**** Record excerpts ****

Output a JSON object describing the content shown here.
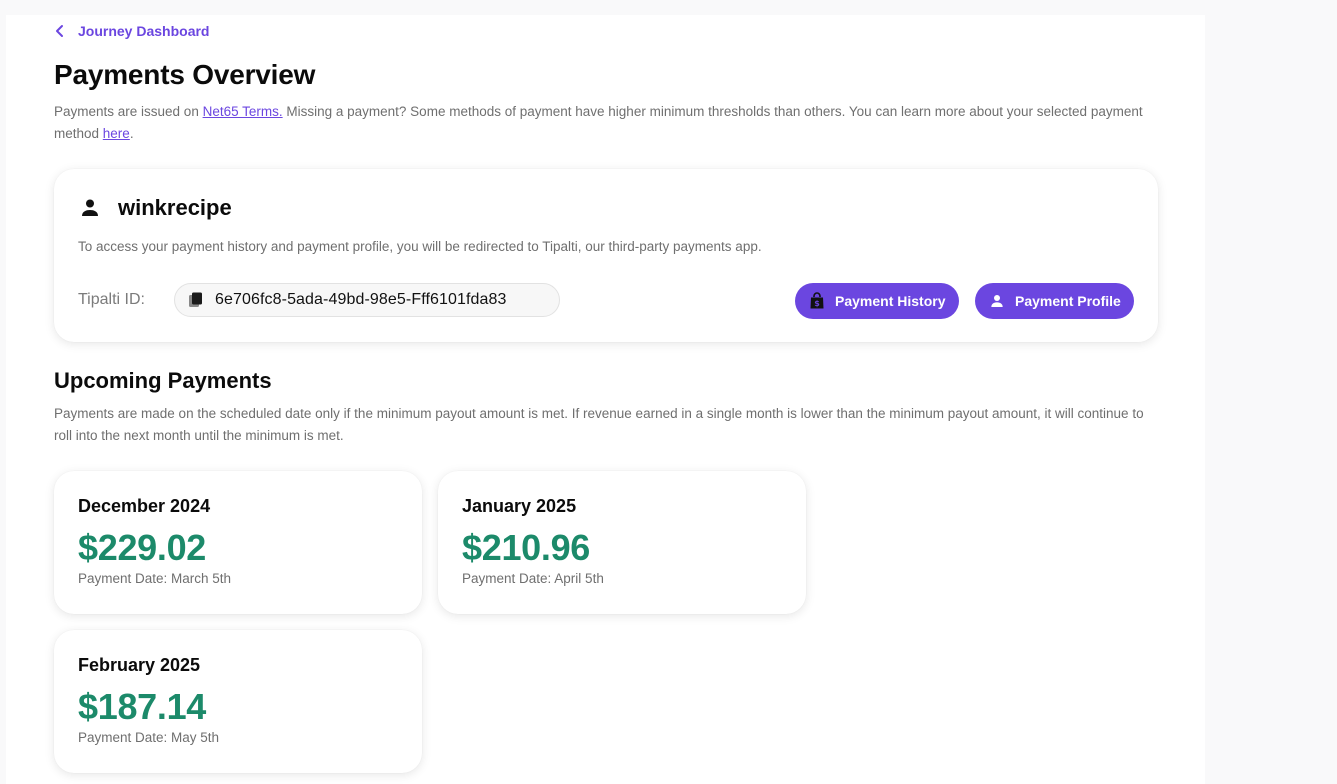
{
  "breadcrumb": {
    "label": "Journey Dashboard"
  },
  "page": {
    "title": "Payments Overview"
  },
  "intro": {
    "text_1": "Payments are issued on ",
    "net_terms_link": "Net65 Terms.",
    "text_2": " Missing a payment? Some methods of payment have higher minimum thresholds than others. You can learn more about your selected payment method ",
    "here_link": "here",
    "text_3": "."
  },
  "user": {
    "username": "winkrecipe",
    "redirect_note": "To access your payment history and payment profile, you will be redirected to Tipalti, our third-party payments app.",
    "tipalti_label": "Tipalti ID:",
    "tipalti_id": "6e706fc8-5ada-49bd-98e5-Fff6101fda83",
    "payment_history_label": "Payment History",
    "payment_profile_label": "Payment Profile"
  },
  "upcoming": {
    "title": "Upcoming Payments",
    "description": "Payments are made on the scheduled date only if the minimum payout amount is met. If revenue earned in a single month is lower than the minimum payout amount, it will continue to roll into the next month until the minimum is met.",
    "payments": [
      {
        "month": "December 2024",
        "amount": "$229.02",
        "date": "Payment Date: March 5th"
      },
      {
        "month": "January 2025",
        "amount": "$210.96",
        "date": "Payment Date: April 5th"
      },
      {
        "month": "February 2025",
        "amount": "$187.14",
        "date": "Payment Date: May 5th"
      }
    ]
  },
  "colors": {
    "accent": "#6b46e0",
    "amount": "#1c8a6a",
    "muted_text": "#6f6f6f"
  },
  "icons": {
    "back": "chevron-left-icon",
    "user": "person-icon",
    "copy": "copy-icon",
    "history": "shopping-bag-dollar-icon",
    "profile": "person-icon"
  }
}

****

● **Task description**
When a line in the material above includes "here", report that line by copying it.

● **Exercise response**
Output a JSON object describing the content shown here.
    "here_link": "here",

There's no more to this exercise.